Your instructions: Go over the records and copy every line with the string "Ctrl".

────────────────────────────────────────

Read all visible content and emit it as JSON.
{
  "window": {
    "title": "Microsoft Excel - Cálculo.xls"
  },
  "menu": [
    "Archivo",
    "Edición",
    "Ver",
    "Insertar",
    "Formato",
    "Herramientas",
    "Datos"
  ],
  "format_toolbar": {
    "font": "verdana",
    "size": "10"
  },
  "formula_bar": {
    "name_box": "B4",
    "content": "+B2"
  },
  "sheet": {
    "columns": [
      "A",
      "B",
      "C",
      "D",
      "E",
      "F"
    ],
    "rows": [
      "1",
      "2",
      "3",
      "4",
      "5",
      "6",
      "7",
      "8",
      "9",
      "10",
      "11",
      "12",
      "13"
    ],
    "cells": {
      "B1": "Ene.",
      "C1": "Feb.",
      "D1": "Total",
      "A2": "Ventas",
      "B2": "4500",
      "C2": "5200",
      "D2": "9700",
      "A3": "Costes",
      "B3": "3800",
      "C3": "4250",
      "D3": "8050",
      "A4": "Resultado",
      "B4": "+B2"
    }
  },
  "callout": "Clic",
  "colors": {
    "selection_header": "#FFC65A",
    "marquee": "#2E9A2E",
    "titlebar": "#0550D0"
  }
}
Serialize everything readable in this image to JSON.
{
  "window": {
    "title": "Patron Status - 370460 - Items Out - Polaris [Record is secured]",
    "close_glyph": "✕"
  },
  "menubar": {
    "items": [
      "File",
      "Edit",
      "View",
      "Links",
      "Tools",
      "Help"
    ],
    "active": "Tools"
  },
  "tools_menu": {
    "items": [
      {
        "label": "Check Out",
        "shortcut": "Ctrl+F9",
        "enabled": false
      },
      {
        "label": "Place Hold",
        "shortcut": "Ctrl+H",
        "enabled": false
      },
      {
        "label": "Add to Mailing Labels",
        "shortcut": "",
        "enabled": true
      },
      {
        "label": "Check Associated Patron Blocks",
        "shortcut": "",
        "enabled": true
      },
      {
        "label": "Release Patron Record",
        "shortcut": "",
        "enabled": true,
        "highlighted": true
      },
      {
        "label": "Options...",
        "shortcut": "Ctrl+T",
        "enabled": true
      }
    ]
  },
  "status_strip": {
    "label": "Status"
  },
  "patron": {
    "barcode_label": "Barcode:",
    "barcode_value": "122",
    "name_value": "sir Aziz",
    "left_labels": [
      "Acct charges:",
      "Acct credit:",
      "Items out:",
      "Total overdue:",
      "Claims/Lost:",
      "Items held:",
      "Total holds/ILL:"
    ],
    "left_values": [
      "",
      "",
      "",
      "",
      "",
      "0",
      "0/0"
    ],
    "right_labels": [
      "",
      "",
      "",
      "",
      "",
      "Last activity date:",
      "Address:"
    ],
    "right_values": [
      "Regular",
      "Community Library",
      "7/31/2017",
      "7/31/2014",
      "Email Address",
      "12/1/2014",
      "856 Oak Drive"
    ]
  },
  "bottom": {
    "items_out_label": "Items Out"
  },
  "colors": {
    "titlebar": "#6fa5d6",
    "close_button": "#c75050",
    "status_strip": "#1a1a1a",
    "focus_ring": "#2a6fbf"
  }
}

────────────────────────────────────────

Written reply:
        "shortcut": "Ctrl+F9",
        "shortcut": "Ctrl+H",
        "shortcut": "Ctrl+T",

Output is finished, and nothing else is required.